Provided records:
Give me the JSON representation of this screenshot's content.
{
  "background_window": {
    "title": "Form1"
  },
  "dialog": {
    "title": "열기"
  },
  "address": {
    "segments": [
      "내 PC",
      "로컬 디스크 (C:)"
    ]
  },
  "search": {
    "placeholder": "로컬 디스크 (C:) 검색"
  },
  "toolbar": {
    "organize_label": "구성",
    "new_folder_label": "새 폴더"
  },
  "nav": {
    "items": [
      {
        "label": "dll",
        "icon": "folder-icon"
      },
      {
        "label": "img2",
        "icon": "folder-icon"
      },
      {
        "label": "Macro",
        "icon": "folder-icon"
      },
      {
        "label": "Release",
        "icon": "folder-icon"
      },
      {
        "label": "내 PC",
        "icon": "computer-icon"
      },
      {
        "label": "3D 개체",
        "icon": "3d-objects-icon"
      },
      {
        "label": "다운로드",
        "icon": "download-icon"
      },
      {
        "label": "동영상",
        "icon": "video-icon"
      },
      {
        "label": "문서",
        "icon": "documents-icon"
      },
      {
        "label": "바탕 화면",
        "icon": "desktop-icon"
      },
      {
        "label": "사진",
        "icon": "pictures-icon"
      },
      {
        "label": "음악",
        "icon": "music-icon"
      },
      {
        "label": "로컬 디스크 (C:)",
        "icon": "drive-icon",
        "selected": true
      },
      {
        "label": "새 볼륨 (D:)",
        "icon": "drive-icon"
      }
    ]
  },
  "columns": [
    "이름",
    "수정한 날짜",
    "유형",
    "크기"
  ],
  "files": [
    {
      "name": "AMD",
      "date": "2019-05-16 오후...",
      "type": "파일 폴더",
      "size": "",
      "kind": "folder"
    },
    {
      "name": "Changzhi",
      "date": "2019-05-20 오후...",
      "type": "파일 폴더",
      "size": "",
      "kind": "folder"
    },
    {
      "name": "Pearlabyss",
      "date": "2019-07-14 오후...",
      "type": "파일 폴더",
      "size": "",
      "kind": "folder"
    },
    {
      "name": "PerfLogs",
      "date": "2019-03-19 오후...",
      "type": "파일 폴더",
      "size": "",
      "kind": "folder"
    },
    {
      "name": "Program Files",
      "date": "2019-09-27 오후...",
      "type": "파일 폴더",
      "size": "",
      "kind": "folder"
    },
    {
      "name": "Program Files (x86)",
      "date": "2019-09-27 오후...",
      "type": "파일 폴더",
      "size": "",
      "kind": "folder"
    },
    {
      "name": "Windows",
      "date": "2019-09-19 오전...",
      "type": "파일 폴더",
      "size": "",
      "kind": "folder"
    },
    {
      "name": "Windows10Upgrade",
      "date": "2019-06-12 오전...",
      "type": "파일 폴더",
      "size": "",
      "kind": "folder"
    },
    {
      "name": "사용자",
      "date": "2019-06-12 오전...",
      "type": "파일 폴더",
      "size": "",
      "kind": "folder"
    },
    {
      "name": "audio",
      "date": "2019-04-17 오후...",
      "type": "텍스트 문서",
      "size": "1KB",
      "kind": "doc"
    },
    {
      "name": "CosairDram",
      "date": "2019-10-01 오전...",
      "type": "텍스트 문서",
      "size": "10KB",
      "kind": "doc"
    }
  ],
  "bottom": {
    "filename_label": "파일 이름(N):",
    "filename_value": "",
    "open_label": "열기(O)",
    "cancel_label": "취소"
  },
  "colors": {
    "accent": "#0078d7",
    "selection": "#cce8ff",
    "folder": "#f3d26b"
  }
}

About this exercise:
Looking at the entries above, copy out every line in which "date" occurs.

Answer:
      "date": "2019-05-16 오후...",
      "date": "2019-05-20 오후...",
      "date": "2019-07-14 오후...",
      "date": "2019-03-19 오후...",
      "date": "2019-09-27 오후...",
      "date": "2019-09-27 오후...",
      "date": "2019-09-19 오전...",
      "date": "2019-06-12 오전...",
      "date": "2019-06-12 오전...",
      "date": "2019-04-17 오후...",
      "date": "2019-10-01 오전...",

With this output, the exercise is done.